Content starts
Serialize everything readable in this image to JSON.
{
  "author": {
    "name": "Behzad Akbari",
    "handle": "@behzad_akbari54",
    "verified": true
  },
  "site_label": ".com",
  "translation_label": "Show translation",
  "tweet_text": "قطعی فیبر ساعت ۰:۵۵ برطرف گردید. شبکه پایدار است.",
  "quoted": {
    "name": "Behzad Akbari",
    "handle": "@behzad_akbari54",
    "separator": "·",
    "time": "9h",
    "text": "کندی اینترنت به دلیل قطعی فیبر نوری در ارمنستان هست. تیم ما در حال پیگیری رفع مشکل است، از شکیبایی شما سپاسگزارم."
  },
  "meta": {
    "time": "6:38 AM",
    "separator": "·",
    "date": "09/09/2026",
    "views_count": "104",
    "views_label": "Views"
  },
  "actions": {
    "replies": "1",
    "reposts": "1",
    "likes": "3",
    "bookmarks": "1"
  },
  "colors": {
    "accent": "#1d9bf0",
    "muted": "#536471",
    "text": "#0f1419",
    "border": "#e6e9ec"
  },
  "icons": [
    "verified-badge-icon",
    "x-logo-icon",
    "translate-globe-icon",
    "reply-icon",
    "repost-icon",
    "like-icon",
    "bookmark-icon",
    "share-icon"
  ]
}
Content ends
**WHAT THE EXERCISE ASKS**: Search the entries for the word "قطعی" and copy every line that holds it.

**ANSWER BELOW**:
  "tweet_text": "قطعی فیبر ساعت ۰:۵۵ برطرف گردید. شبکه پایدار است.",
    "text": "کندی اینترنت به دلیل قطعی فیبر نوری در ارمنستان هست. تیم ما در حال پیگیری رفع مشکل است، از شکیبایی شما سپاسگزارم."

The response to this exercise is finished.